* _Task prompt_
Reproduce every record below exactly, without the pictures.

(Dataset rows for apps and sites)
***

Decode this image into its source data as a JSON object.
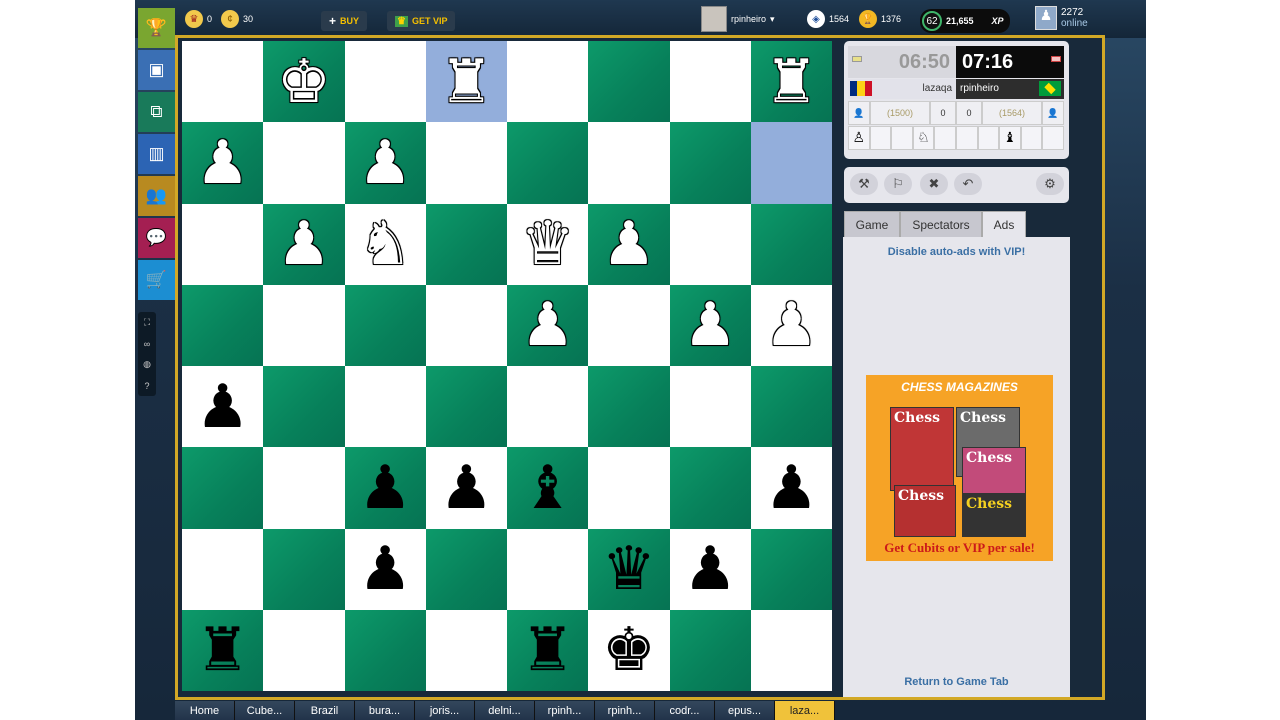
{
  "topbar": {
    "crowns": "0",
    "coins": "30",
    "buy_label": "BUY",
    "vip_label": "GET VIP",
    "username": "rpinheiro",
    "rating": "1564",
    "cubits": "1376",
    "level": "62",
    "xp_value": "21,655",
    "xp_label": "XP",
    "online_count": "2272",
    "online_label": "online"
  },
  "sidebar": [
    {
      "icon": "trophy-icon",
      "glyph": "🏆",
      "color": "#7aa630"
    },
    {
      "icon": "board-icon",
      "glyph": "▣",
      "color": "#3a6fb4"
    },
    {
      "icon": "boards-user-icon",
      "glyph": "⧉",
      "color": "#197a5a"
    },
    {
      "icon": "podium-icon",
      "glyph": "▥",
      "color": "#2c64b4"
    },
    {
      "icon": "people-icon",
      "glyph": "👥",
      "color": "#b88a20"
    },
    {
      "icon": "chat-icon",
      "glyph": "💬",
      "color": "#a41f52"
    },
    {
      "icon": "cart-icon",
      "glyph": "🛒",
      "color": "#1c8ed2"
    }
  ],
  "board": {
    "highlights": [
      "7-1",
      "3-0"
    ],
    "squares": [
      [
        "",
        "wK",
        "",
        "wR",
        "",
        "",
        "",
        "wR"
      ],
      [
        "wP",
        "",
        "wP",
        "",
        "",
        "",
        "",
        ""
      ],
      [
        "",
        "wP",
        "wN",
        "",
        "wQ",
        "wP",
        "",
        ""
      ],
      [
        "",
        "",
        "",
        "",
        "wP",
        "",
        "wP",
        "wP"
      ],
      [
        "bP",
        "",
        "",
        "",
        "",
        "",
        "",
        ""
      ],
      [
        "",
        "",
        "bP",
        "bP",
        "bB",
        "",
        "",
        "bP"
      ],
      [
        "",
        "",
        "bP",
        "",
        "",
        "bQ",
        "bP",
        ""
      ],
      [
        "bR",
        "",
        "",
        "",
        "bR",
        "bK",
        "",
        ""
      ]
    ]
  },
  "clocks": {
    "left_time": "06:50",
    "right_time": "07:16",
    "left_player": "lazaqa",
    "right_player": "rpinheiro",
    "left_rating": "(1500)",
    "right_rating": "(1564)",
    "left_score_a": "0",
    "left_score_b": "0",
    "captured_left": [
      "♙",
      "",
      "",
      "♘",
      ""
    ],
    "captured_right": [
      "",
      "",
      "♝",
      "",
      ""
    ]
  },
  "tabs": {
    "game": "Game",
    "spectators": "Spectators",
    "ads": "Ads"
  },
  "ads": {
    "vip_link": "Disable auto-ads with VIP!",
    "ad_title": "CHESS MAGAZINES",
    "mag_word": "Chess",
    "ad_footer": "Get Cubits or VIP per sale!",
    "return_link": "Return to Game Tab"
  },
  "bottom_tabs": [
    "Home",
    "Cube...",
    "Brazil",
    "bura...",
    "joris...",
    "delni...",
    "rpinh...",
    "rpinh...",
    "codr...",
    "epus...",
    "laza..."
  ]
}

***

* _The answer_
Decode this image into its source data as a JSON object.
{
  "topbar": {
    "crowns": "0",
    "coins": "30",
    "buy_label": "BUY",
    "vip_label": "GET VIP",
    "username": "rpinheiro",
    "rating": "1564",
    "cubits": "1376",
    "level": "62",
    "xp_value": "21,655",
    "xp_label": "XP",
    "online_count": "2272",
    "online_label": "online"
  },
  "sidebar": [
    {
      "icon": "trophy-icon",
      "glyph": "🏆",
      "color": "#7aa630"
    },
    {
      "icon": "board-icon",
      "glyph": "▣",
      "color": "#3a6fb4"
    },
    {
      "icon": "boards-user-icon",
      "glyph": "⧉",
      "color": "#197a5a"
    },
    {
      "icon": "podium-icon",
      "glyph": "▥",
      "color": "#2c64b4"
    },
    {
      "icon": "people-icon",
      "glyph": "👥",
      "color": "#b88a20"
    },
    {
      "icon": "chat-icon",
      "glyph": "💬",
      "color": "#a41f52"
    },
    {
      "icon": "cart-icon",
      "glyph": "🛒",
      "color": "#1c8ed2"
    }
  ],
  "board": {
    "highlights": [
      "7-1",
      "3-0"
    ],
    "squares": [
      [
        "",
        "wK",
        "",
        "wR",
        "",
        "",
        "",
        "wR"
      ],
      [
        "wP",
        "",
        "wP",
        "",
        "",
        "",
        "",
        ""
      ],
      [
        "",
        "wP",
        "wN",
        "",
        "wQ",
        "wP",
        "",
        ""
      ],
      [
        "",
        "",
        "",
        "",
        "wP",
        "",
        "wP",
        "wP"
      ],
      [
        "bP",
        "",
        "",
        "",
        "",
        "",
        "",
        ""
      ],
      [
        "",
        "",
        "bP",
        "bP",
        "bB",
        "",
        "",
        "bP"
      ],
      [
        "",
        "",
        "bP",
        "",
        "",
        "bQ",
        "bP",
        ""
      ],
      [
        "bR",
        "",
        "",
        "",
        "bR",
        "bK",
        "",
        ""
      ]
    ]
  },
  "clocks": {
    "left_time": "06:50",
    "right_time": "07:16",
    "left_player": "lazaqa",
    "right_player": "rpinheiro",
    "left_rating": "(1500)",
    "right_rating": "(1564)",
    "left_score_a": "0",
    "left_score_b": "0",
    "captured_left": [
      "♙",
      "",
      "",
      "♘",
      ""
    ],
    "captured_right": [
      "",
      "",
      "♝",
      "",
      ""
    ]
  },
  "tabs": {
    "game": "Game",
    "spectators": "Spectators",
    "ads": "Ads"
  },
  "ads": {
    "vip_link": "Disable auto-ads with VIP!",
    "ad_title": "CHESS MAGAZINES",
    "mag_word": "Chess",
    "ad_footer": "Get Cubits or VIP per sale!",
    "return_link": "Return to Game Tab"
  },
  "bottom_tabs": [
    "Home",
    "Cube...",
    "Brazil",
    "bura...",
    "joris...",
    "delni...",
    "rpinh...",
    "rpinh...",
    "codr...",
    "epus...",
    "laza..."
  ]
}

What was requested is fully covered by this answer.